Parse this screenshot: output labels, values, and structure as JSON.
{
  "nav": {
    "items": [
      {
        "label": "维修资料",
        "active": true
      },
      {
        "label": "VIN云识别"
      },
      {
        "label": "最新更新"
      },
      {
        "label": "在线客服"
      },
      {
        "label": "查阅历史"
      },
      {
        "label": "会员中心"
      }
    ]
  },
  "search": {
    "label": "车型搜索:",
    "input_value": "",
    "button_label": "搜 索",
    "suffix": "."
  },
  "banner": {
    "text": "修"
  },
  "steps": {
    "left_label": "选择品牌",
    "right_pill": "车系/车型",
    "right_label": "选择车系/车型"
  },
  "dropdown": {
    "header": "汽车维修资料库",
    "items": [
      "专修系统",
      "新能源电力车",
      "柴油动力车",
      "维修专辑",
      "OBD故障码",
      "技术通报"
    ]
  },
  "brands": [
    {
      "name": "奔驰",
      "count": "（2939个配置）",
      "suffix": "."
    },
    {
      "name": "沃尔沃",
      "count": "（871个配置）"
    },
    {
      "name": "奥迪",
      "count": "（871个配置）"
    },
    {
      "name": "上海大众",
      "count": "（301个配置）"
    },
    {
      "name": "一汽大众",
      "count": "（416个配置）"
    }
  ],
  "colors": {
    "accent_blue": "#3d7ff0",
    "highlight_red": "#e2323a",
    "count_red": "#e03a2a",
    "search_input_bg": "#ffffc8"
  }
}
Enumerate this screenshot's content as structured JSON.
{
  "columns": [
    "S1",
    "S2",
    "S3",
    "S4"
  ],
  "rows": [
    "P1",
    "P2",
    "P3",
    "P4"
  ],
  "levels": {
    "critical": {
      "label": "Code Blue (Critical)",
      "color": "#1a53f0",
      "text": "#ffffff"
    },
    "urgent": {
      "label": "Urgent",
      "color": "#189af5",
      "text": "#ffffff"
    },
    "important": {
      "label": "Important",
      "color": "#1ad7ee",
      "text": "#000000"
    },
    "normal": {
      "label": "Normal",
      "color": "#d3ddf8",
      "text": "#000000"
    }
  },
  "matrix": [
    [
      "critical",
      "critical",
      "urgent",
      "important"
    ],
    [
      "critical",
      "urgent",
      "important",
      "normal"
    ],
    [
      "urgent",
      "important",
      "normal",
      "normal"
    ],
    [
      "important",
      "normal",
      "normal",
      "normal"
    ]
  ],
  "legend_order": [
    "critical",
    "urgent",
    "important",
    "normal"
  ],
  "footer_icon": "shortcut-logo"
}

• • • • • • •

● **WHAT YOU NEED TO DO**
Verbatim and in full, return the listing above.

● **OUTPUT OF THE EXERCISE**
Parse this screenshot: output labels, values, and structure as JSON.
{
  "nav": {
    "items": [
      {
        "label": "维修资料",
        "active": true
      },
      {
        "label": "VIN云识别"
      },
      {
        "label": "最新更新"
      },
      {
        "label": "在线客服"
      },
      {
        "label": "查阅历史"
      },
      {
        "label": "会员中心"
      }
    ]
  },
  "search": {
    "label": "车型搜索:",
    "input_value": "",
    "button_label": "搜 索",
    "suffix": "."
  },
  "banner": {
    "text": "修"
  },
  "steps": {
    "left_label": "选择品牌",
    "right_pill": "车系/车型",
    "right_label": "选择车系/车型"
  },
  "dropdown": {
    "header": "汽车维修资料库",
    "items": [
      "专修系统",
      "新能源电力车",
      "柴油动力车",
      "维修专辑",
      "OBD故障码",
      "技术通报"
    ]
  },
  "brands": [
    {
      "name": "奔驰",
      "count": "（2939个配置）",
      "suffix": "."
    },
    {
      "name": "沃尔沃",
      "count": "（871个配置）"
    },
    {
      "name": "奥迪",
      "count": "（871个配置）"
    },
    {
      "name": "上海大众",
      "count": "（301个配置）"
    },
    {
      "name": "一汽大众",
      "count": "（416个配置）"
    }
  ],
  "colors": {
    "accent_blue": "#3d7ff0",
    "highlight_red": "#e2323a",
    "count_red": "#e03a2a",
    "search_input_bg": "#ffffc8"
  }
}
Enumerate this screenshot's content as structured JSON.
{
  "columns": [
    "S1",
    "S2",
    "S3",
    "S4"
  ],
  "rows": [
    "P1",
    "P2",
    "P3",
    "P4"
  ],
  "levels": {
    "critical": {
      "label": "Code Blue (Critical)",
      "color": "#1a53f0",
      "text": "#ffffff"
    },
    "urgent": {
      "label": "Urgent",
      "color": "#189af5",
      "text": "#ffffff"
    },
    "important": {
      "label": "Important",
      "color": "#1ad7ee",
      "text": "#000000"
    },
    "normal": {
      "label": "Normal",
      "color": "#d3ddf8",
      "text": "#000000"
    }
  },
  "matrix": [
    [
      "critical",
      "critical",
      "urgent",
      "important"
    ],
    [
      "critical",
      "urgent",
      "important",
      "normal"
    ],
    [
      "urgent",
      "important",
      "normal",
      "normal"
    ],
    [
      "important",
      "normal",
      "normal",
      "normal"
    ]
  ],
  "legend_order": [
    "critical",
    "urgent",
    "important",
    "normal"
  ],
  "footer_icon": "shortcut-logo"
}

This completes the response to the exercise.